Kansas City Mayor Quinton Lucas wants you to think twice. In fact, he’s being even more emphatic. He has eight words for you, “Please don’t go home for Thanksgiving this year.”
He’s following advice from the Centers for Disease Control and Prevention that warns travel increases your chance of getting and spreading COVID-19. Staying at home, the agency claims “is the best way to protect yourself and others.”
It looks like many of us are already heeding that advice. According to the Kansas City Aviation Department, passenger counts at Kansas City International Airport are projected to be down 55% compared to Thanksgiving week of 2019.
That doesn’t mean people still won’t gather in large groups. A new nationwide survey out of Ohio State University found almost 40% of respondents said they plan to gather with at least 10 people for Thanksgiving.
And now that we know Americans routinely lie to pollsters, the numbers are likely much higher.
That may reflect how our perceptions have changed since the pandemic began. In mid-April, about 37% of Americans said they were “very” concerned about catching COVID-19, according to data from the website FiveThirtyEight. That has now dipped to less than 32%, despite the fact that case counts are now higher than they were in the spring.
The pandemic is upending another local holiday tradition. No crowds are allowed at this year’s Country Club Plaza lighting ceremony. It’s going to be a TV only event Thursday. It starts at 6 p.m. on KMBC.
The 90-year-old Plaza lighting ceremony isn’t the only big holiday event being forced to change. The lighting of the Mayor’s Christmas Tree outside of Crown Center is now a virtual only experience.
You can watch Mayor Lucas flip the switch at 5:30 p.m. on Friday. The 30-minute event is being streamed on Crown Center’s website and Facebook page.
As an added incentive, you can watch Calvin Arsenia sing Silent Night and witness a special performance by aerial dance company, Quixotic. The event is free.
The pandemic is putting local arts organizations in a major bind. That includes the Kansas City Repertory Theatre, which was recently forced to cancel its biggest money maker, “A Christmas Carol.”
Now the theater is getting creative. Starting this week, you can watch a virtual version of the Charles Dickens classic. It’s being billed as a fireside storytelling production of the Scrooge story with four top KC Rep actors bringing to life a chapter of the book.

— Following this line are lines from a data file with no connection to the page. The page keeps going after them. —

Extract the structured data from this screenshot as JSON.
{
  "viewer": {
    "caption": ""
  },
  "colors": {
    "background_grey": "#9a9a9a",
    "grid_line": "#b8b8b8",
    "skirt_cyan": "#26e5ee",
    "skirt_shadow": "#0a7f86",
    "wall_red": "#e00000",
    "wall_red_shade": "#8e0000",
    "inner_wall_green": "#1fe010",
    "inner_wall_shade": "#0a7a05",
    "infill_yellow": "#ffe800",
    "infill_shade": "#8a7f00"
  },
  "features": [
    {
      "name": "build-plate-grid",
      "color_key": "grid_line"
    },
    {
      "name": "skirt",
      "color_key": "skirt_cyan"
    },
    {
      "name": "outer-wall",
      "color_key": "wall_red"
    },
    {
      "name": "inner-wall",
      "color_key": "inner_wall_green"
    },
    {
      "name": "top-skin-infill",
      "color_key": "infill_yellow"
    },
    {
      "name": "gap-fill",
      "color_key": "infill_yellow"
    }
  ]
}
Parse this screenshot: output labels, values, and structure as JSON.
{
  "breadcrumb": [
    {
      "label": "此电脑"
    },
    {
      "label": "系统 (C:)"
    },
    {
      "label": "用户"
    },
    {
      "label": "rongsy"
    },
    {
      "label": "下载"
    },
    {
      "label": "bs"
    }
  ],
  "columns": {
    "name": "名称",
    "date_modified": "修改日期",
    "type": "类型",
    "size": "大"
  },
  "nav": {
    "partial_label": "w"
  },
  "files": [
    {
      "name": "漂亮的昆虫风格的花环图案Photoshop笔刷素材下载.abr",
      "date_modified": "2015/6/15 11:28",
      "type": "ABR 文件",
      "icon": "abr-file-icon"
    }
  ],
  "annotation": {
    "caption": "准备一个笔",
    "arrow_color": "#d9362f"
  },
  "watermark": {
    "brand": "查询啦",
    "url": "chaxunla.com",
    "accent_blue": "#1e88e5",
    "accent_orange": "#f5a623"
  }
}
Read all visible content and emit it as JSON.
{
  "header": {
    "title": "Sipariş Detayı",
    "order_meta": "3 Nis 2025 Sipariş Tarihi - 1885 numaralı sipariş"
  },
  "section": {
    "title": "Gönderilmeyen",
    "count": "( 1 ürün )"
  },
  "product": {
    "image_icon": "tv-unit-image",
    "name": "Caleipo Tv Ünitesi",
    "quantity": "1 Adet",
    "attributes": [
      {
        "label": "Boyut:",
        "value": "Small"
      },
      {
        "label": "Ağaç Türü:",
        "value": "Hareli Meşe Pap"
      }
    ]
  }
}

It doesn’t come cheap. Your passcode to stream the performance is $65. But it’s helping a good cause — saving local theater. For actor Gary Johnson, who plays Scrooge, this is the first paid gig he’s had since the pandemic began.
Head to the Rep’s website to get the details.
If you prefer to experience holiday traditions in person, then there are a couple of events you’ll want to know about this week on both sides of state line.
This Wednesday night, Christmas in The Park returns to Longview Lake in Lee’s Summit. This is a holiday drive-through light show put on by the Jackson County Parks Department.
We can’t independently verify whether the number is accurate, but we’re told there are more than 500,000 lights and 175 animated figures.
It starts the day before Thanksgiving at 5:30 p.m. and runs through 10 p.m. It will be open an hour later on weekends.
The light show is free. But donations are accepted and that cash benefits dozens of local charities.
Starting Friday night, you can experience the Luminary Walk at the Overland Park Arboretum. And yes, you can be there. This is not a virtual event. You will experience a nip in the air as you walk through the woods with thousands of candles lighting your way.
There are also horse-drawn carriage rides, a children’s garden, gnome and fairy villages and four music stations.
I know a lot of people like to experience this event with a drink in hand. But I’m told that to keep things safe, there will be no liquid libations or nibbles this year.
This is not a free event. It costs $14, or $12 for arboretum members. And kids under the age of 5 are free. You also have to go to the Arboretum’s website to select a timed ticket.
Nick Haines tracks the metro’s most important local news stories on “Kansas City Week in Review.” Watch Friday at 7:30 p.m. on Kansas City PBS.